“The association’s move helped pave the way for Mylan Specialty, maker of EpiPens, to develop a near monopoly in school nurses’ offices. Eleven states drafted laws requiring epinephrine auto-injectors. Nearly every other state recommended schools stock them after what the White House called the ‘EpiPen Law’ in 2013 gave funding preference to those that did.”

It’s reassuring to know that none of this was ever discussed when the Manchins’ daughter Heather was in earshot. At Thanksgiving dinner it was all “Please pass the mashed potatoes, dad.”

Joe Manchin launched Heather’s brilliant career by introducing her to the CEO of Mylan. Although her claim to have a Master’s Degree in Business Administration was exposed as a lie, her fast rise to the top was unimpeded. Heather had something better than a degree, she had audacity. And so she quadrupled the price of a drug that several million US Americans must have on hand and buy every year. (Somebody ought to confirm that epinephrine degrades significantly in a year. It might be a pseudo-scientific marketing device like Dial Soap’s famous “Rinse and repeat.”)

Heather’s salary had risen from $2.5 million in 2007 to $18.9 million in 2015. Audacity enabled her, when the EpiPen price hike became a bit of a scandal in 2016, to blame it on “Our broken healthcare system.” She would have become the face of Pharmaceutical Industry Greed had it not been for Martin Shkreli, the publicity-welcoming “pharma bro” who raised the price of an anti-parasitic drug, Diapram, from $13.50 to $750. Shkreli won the auction for the only copy of a hip-hop album by Wu-Tang Clan. He was sentenced to seven years and may still be doing time for securities fraud, but presumably he got to enjoy “Once Upon a Time in Shaolin” before the two-CD rarity was seized by the feds.

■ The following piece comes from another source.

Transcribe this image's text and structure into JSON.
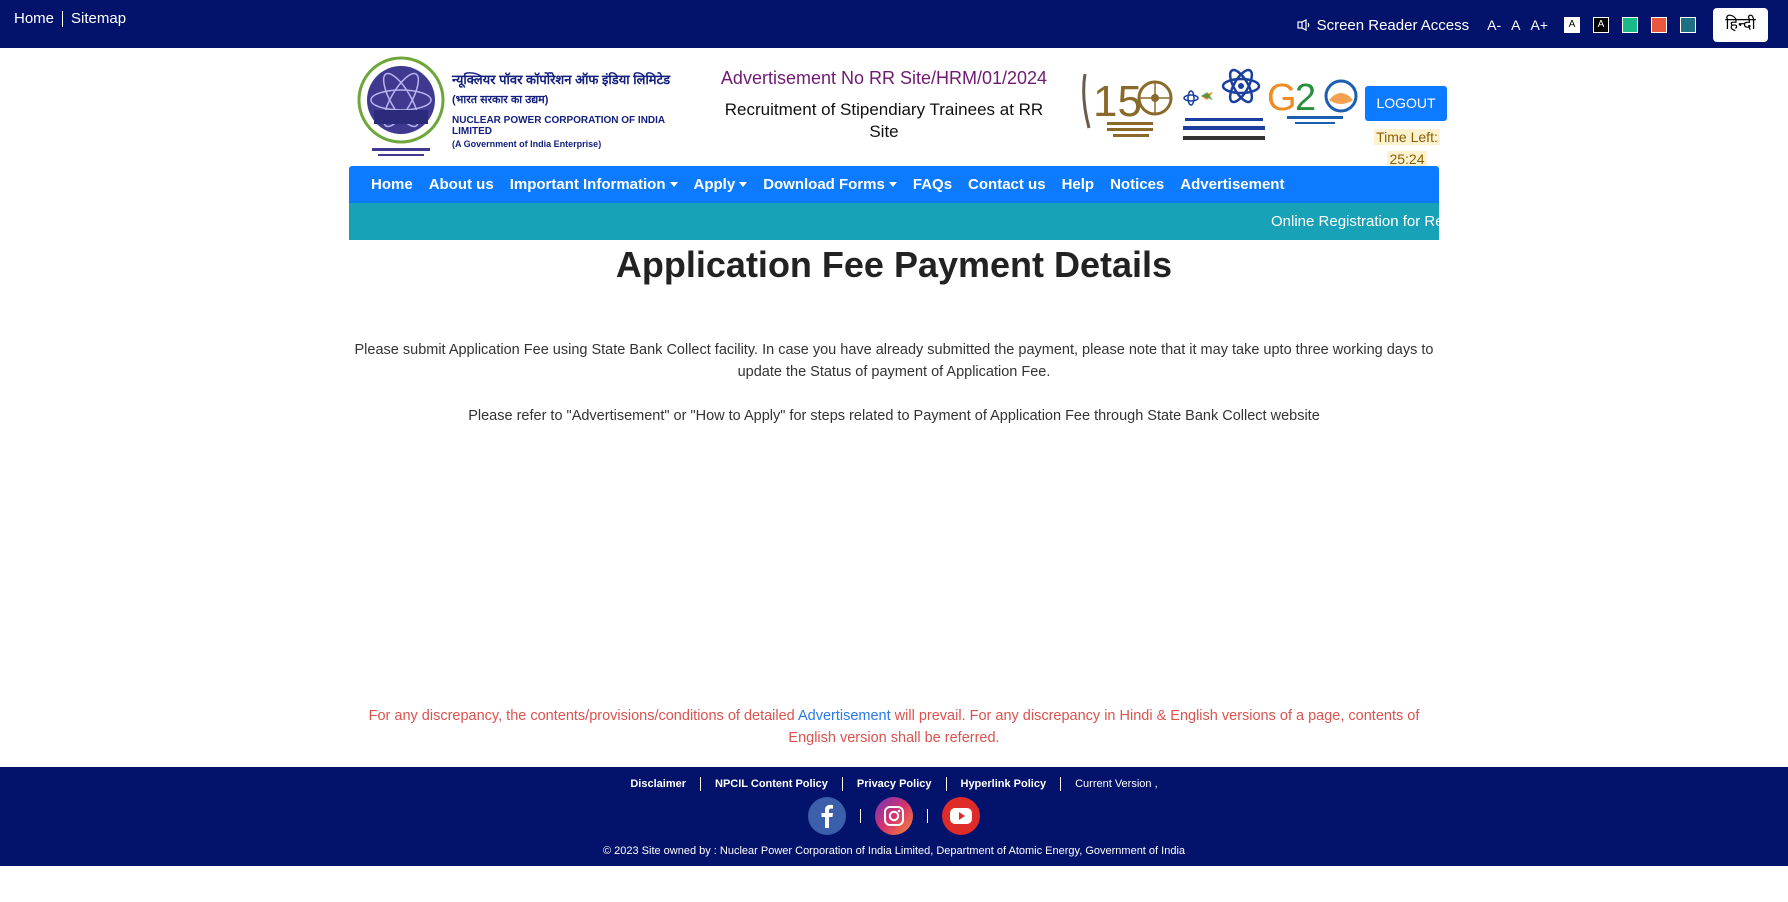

Heather’s husband —Joe Manchin’s son-in-law— is a corporate lawyer named Jeffrey Bresch whose firm is currently representing the Pennsylvania Republican Party in its challenge to the validity of votes mailed in on Election Day in 2020 (but that’s another story). She retired at age 50 in 2020 after arranging Mylan’s merger with Upjohn. The first woman to head a Fortune 500 Pharmaceutical company, her accomplishments include Mylan’s acquisition of Abbott Laboratories and a transfer of corporate headquarters to the Netherlands, bringing the merged companies’ tax rate down from 24% to 21%. The moral of the story is: you don’t really need an MBA to be a successful corporate executive.

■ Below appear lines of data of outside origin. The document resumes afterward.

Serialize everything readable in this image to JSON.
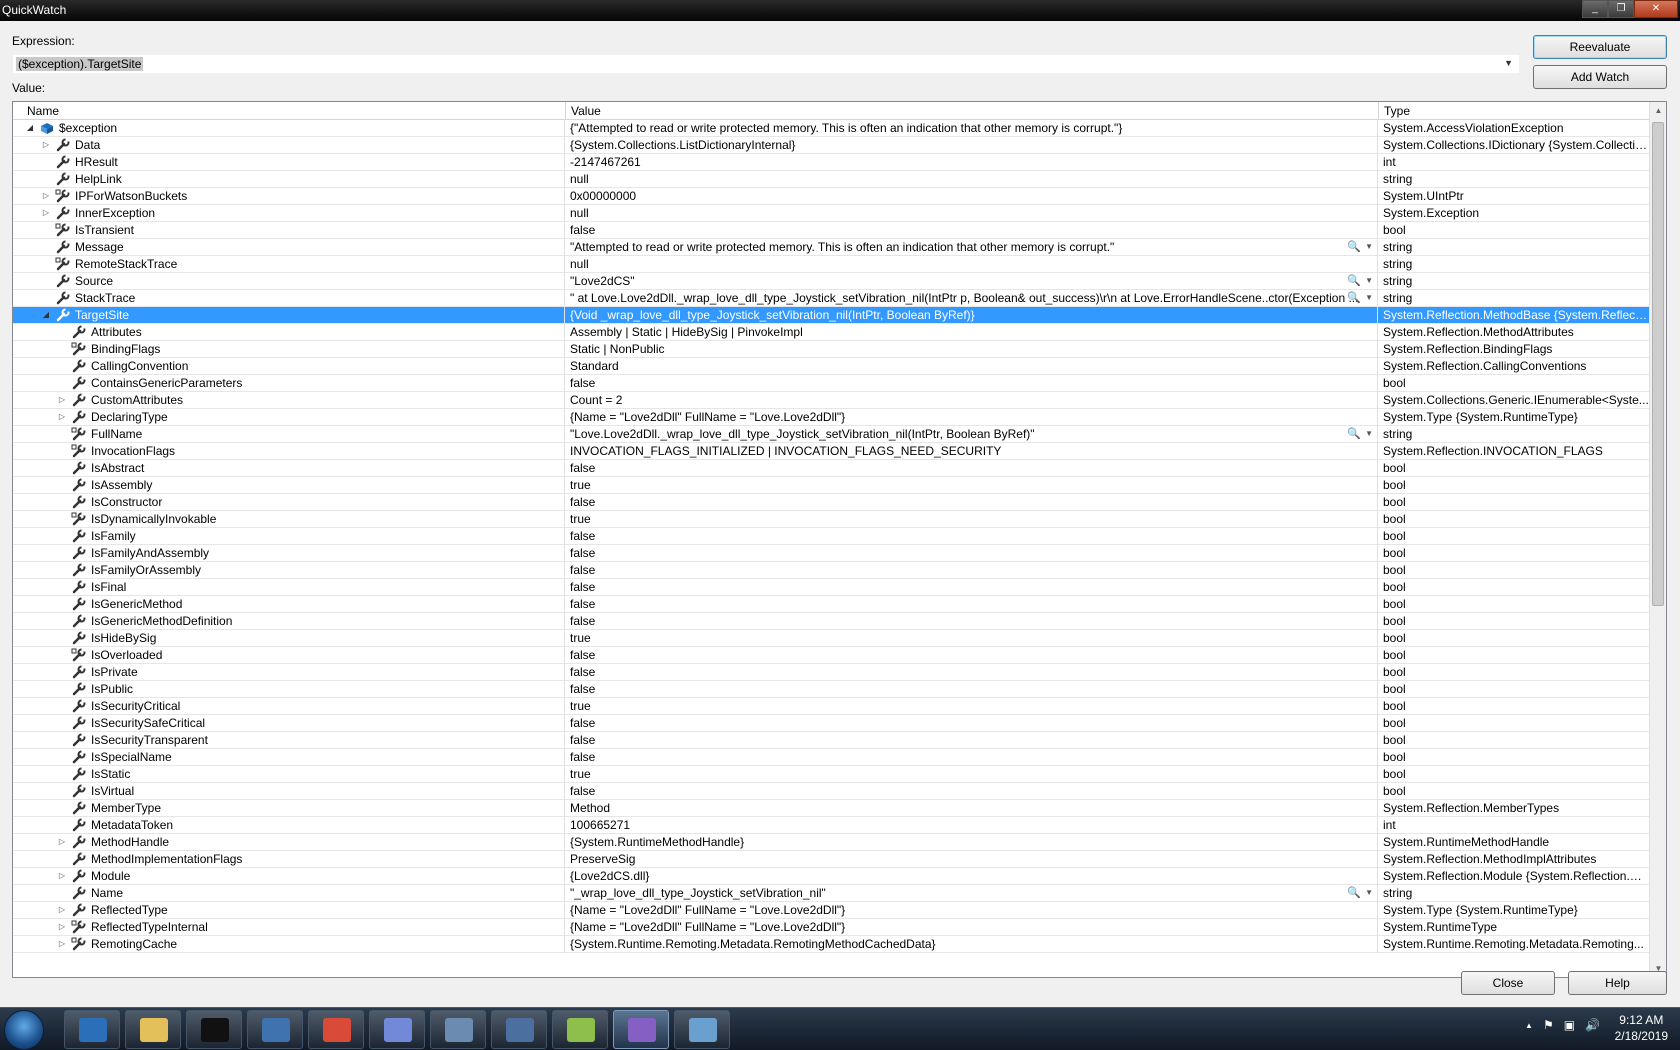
{
  "window": {
    "title": "QuickWatch",
    "btn_min": "_",
    "btn_max": "❐",
    "btn_close": "✕"
  },
  "expression": {
    "label": "Expression:",
    "value": "($exception).TargetSite"
  },
  "buttons": {
    "reevaluate": "Reevaluate",
    "add_watch": "Add Watch",
    "close": "Close",
    "help": "Help"
  },
  "value_label": "Value:",
  "columns": {
    "name": "Name",
    "value": "Value",
    "type": "Type"
  },
  "rows": [
    {
      "name": "$exception",
      "value": "{\"Attempted to read or write protected memory. This is often an indication that other memory is corrupt.\"}",
      "type": "System.AccessViolationException",
      "indent": 0,
      "expander": "open",
      "icon": "exception"
    },
    {
      "name": "Data",
      "value": "{System.Collections.ListDictionaryInternal}",
      "type": "System.Collections.IDictionary {System.Collectio...",
      "indent": 1,
      "expander": "closed",
      "icon": "property"
    },
    {
      "name": "HResult",
      "value": "-2147467261",
      "type": "int",
      "indent": 1,
      "expander": "",
      "icon": "property"
    },
    {
      "name": "HelpLink",
      "value": "null",
      "type": "string",
      "indent": 1,
      "expander": "",
      "icon": "property"
    },
    {
      "name": "IPForWatsonBuckets",
      "value": "0x00000000",
      "type": "System.UIntPtr",
      "indent": 1,
      "expander": "closed",
      "icon": "property-private"
    },
    {
      "name": "InnerException",
      "value": "null",
      "type": "System.Exception",
      "indent": 1,
      "expander": "closed",
      "icon": "property"
    },
    {
      "name": "IsTransient",
      "value": "false",
      "type": "bool",
      "indent": 1,
      "expander": "",
      "icon": "property-private"
    },
    {
      "name": "Message",
      "value": "\"Attempted to read or write protected memory. This is often an indication that other memory is corrupt.\"",
      "type": "string",
      "indent": 1,
      "expander": "",
      "icon": "property",
      "viz": true
    },
    {
      "name": "RemoteStackTrace",
      "value": "null",
      "type": "string",
      "indent": 1,
      "expander": "",
      "icon": "property-private"
    },
    {
      "name": "Source",
      "value": "\"Love2dCS\"",
      "type": "string",
      "indent": 1,
      "expander": "",
      "icon": "property",
      "viz": true
    },
    {
      "name": "StackTrace",
      "value": "\"   at Love.Love2dDll._wrap_love_dll_type_Joystick_setVibration_nil(IntPtr p, Boolean& out_success)\\r\\n   at Love.ErrorHandleScene..ctor(Exception ...",
      "type": "string",
      "indent": 1,
      "expander": "",
      "icon": "property",
      "viz": true
    },
    {
      "name": "TargetSite",
      "value": "{Void _wrap_love_dll_type_Joystick_setVibration_nil(IntPtr, Boolean ByRef)}",
      "type": "System.Reflection.MethodBase {System.Reflectio...",
      "indent": 1,
      "expander": "open",
      "icon": "property",
      "selected": true
    },
    {
      "name": "Attributes",
      "value": "Assembly | Static | HideBySig | PinvokeImpl",
      "type": "System.Reflection.MethodAttributes",
      "indent": 2,
      "expander": "",
      "icon": "property"
    },
    {
      "name": "BindingFlags",
      "value": "Static | NonPublic",
      "type": "System.Reflection.BindingFlags",
      "indent": 2,
      "expander": "",
      "icon": "property-private"
    },
    {
      "name": "CallingConvention",
      "value": "Standard",
      "type": "System.Reflection.CallingConventions",
      "indent": 2,
      "expander": "",
      "icon": "property"
    },
    {
      "name": "ContainsGenericParameters",
      "value": "false",
      "type": "bool",
      "indent": 2,
      "expander": "",
      "icon": "property"
    },
    {
      "name": "CustomAttributes",
      "value": "Count = 2",
      "type": "System.Collections.Generic.IEnumerable<Syste...",
      "indent": 2,
      "expander": "closed",
      "icon": "property"
    },
    {
      "name": "DeclaringType",
      "value": "{Name = \"Love2dDll\" FullName = \"Love.Love2dDll\"}",
      "type": "System.Type {System.RuntimeType}",
      "indent": 2,
      "expander": "closed",
      "icon": "property"
    },
    {
      "name": "FullName",
      "value": "\"Love.Love2dDll._wrap_love_dll_type_Joystick_setVibration_nil(IntPtr, Boolean ByRef)\"",
      "type": "string",
      "indent": 2,
      "expander": "",
      "icon": "property-private",
      "viz": true
    },
    {
      "name": "InvocationFlags",
      "value": "INVOCATION_FLAGS_INITIALIZED | INVOCATION_FLAGS_NEED_SECURITY",
      "type": "System.Reflection.INVOCATION_FLAGS",
      "indent": 2,
      "expander": "",
      "icon": "property-private"
    },
    {
      "name": "IsAbstract",
      "value": "false",
      "type": "bool",
      "indent": 2,
      "expander": "",
      "icon": "property"
    },
    {
      "name": "IsAssembly",
      "value": "true",
      "type": "bool",
      "indent": 2,
      "expander": "",
      "icon": "property"
    },
    {
      "name": "IsConstructor",
      "value": "false",
      "type": "bool",
      "indent": 2,
      "expander": "",
      "icon": "property"
    },
    {
      "name": "IsDynamicallyInvokable",
      "value": "true",
      "type": "bool",
      "indent": 2,
      "expander": "",
      "icon": "property-private"
    },
    {
      "name": "IsFamily",
      "value": "false",
      "type": "bool",
      "indent": 2,
      "expander": "",
      "icon": "property"
    },
    {
      "name": "IsFamilyAndAssembly",
      "value": "false",
      "type": "bool",
      "indent": 2,
      "expander": "",
      "icon": "property"
    },
    {
      "name": "IsFamilyOrAssembly",
      "value": "false",
      "type": "bool",
      "indent": 2,
      "expander": "",
      "icon": "property"
    },
    {
      "name": "IsFinal",
      "value": "false",
      "type": "bool",
      "indent": 2,
      "expander": "",
      "icon": "property"
    },
    {
      "name": "IsGenericMethod",
      "value": "false",
      "type": "bool",
      "indent": 2,
      "expander": "",
      "icon": "property"
    },
    {
      "name": "IsGenericMethodDefinition",
      "value": "false",
      "type": "bool",
      "indent": 2,
      "expander": "",
      "icon": "property"
    },
    {
      "name": "IsHideBySig",
      "value": "true",
      "type": "bool",
      "indent": 2,
      "expander": "",
      "icon": "property"
    },
    {
      "name": "IsOverloaded",
      "value": "false",
      "type": "bool",
      "indent": 2,
      "expander": "",
      "icon": "property-private"
    },
    {
      "name": "IsPrivate",
      "value": "false",
      "type": "bool",
      "indent": 2,
      "expander": "",
      "icon": "property"
    },
    {
      "name": "IsPublic",
      "value": "false",
      "type": "bool",
      "indent": 2,
      "expander": "",
      "icon": "property"
    },
    {
      "name": "IsSecurityCritical",
      "value": "true",
      "type": "bool",
      "indent": 2,
      "expander": "",
      "icon": "property"
    },
    {
      "name": "IsSecuritySafeCritical",
      "value": "false",
      "type": "bool",
      "indent": 2,
      "expander": "",
      "icon": "property"
    },
    {
      "name": "IsSecurityTransparent",
      "value": "false",
      "type": "bool",
      "indent": 2,
      "expander": "",
      "icon": "property"
    },
    {
      "name": "IsSpecialName",
      "value": "false",
      "type": "bool",
      "indent": 2,
      "expander": "",
      "icon": "property"
    },
    {
      "name": "IsStatic",
      "value": "true",
      "type": "bool",
      "indent": 2,
      "expander": "",
      "icon": "property"
    },
    {
      "name": "IsVirtual",
      "value": "false",
      "type": "bool",
      "indent": 2,
      "expander": "",
      "icon": "property"
    },
    {
      "name": "MemberType",
      "value": "Method",
      "type": "System.Reflection.MemberTypes",
      "indent": 2,
      "expander": "",
      "icon": "property"
    },
    {
      "name": "MetadataToken",
      "value": "100665271",
      "type": "int",
      "indent": 2,
      "expander": "",
      "icon": "property"
    },
    {
      "name": "MethodHandle",
      "value": "{System.RuntimeMethodHandle}",
      "type": "System.RuntimeMethodHandle",
      "indent": 2,
      "expander": "closed",
      "icon": "property"
    },
    {
      "name": "MethodImplementationFlags",
      "value": "PreserveSig",
      "type": "System.Reflection.MethodImplAttributes",
      "indent": 2,
      "expander": "",
      "icon": "property"
    },
    {
      "name": "Module",
      "value": "{Love2dCS.dll}",
      "type": "System.Reflection.Module {System.Reflection.Ru...",
      "indent": 2,
      "expander": "closed",
      "icon": "property"
    },
    {
      "name": "Name",
      "value": "\"_wrap_love_dll_type_Joystick_setVibration_nil\"",
      "type": "string",
      "indent": 2,
      "expander": "",
      "icon": "property",
      "viz": true
    },
    {
      "name": "ReflectedType",
      "value": "{Name = \"Love2dDll\" FullName = \"Love.Love2dDll\"}",
      "type": "System.Type {System.RuntimeType}",
      "indent": 2,
      "expander": "closed",
      "icon": "property"
    },
    {
      "name": "ReflectedTypeInternal",
      "value": "{Name = \"Love2dDll\" FullName = \"Love.Love2dDll\"}",
      "type": "System.RuntimeType",
      "indent": 2,
      "expander": "closed",
      "icon": "property-private"
    },
    {
      "name": "RemotingCache",
      "value": "{System.Runtime.Remoting.Metadata.RemotingMethodCachedData}",
      "type": "System.Runtime.Remoting.Metadata.Remoting...",
      "indent": 2,
      "expander": "closed",
      "icon": "property-private"
    }
  ],
  "taskbar": {
    "items": [
      {
        "name": "media-player-icon",
        "color": "#2b6fb8"
      },
      {
        "name": "file-explorer-icon",
        "color": "#e4c05a"
      },
      {
        "name": "command-prompt-icon",
        "color": "#111111"
      },
      {
        "name": "clock-app-icon",
        "color": "#3f73b0"
      },
      {
        "name": "chrome-icon",
        "color": "#d94a38"
      },
      {
        "name": "discord-icon",
        "color": "#7289da"
      },
      {
        "name": "calculator-icon",
        "color": "#6b8bb0"
      },
      {
        "name": "paint-tool-icon",
        "color": "#4a6fa0"
      },
      {
        "name": "notepad-plus-plus-icon",
        "color": "#8dbf4a"
      },
      {
        "name": "visual-studio-icon",
        "color": "#865fc5",
        "active": true
      },
      {
        "name": "window-app-icon",
        "color": "#6aa0d0"
      }
    ],
    "tray_up": "▲",
    "tray_flag": "⚑",
    "tray_network": "▣",
    "tray_volume": "🔊",
    "time": "9:12 AM",
    "date": "2/18/2019"
  }
}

PS: In March 2021, President Biden appointed Gayle Conelly Manchin to co-chair the Appalachian Regional Commission, which disperses federal grants —$163,000/year sinecure.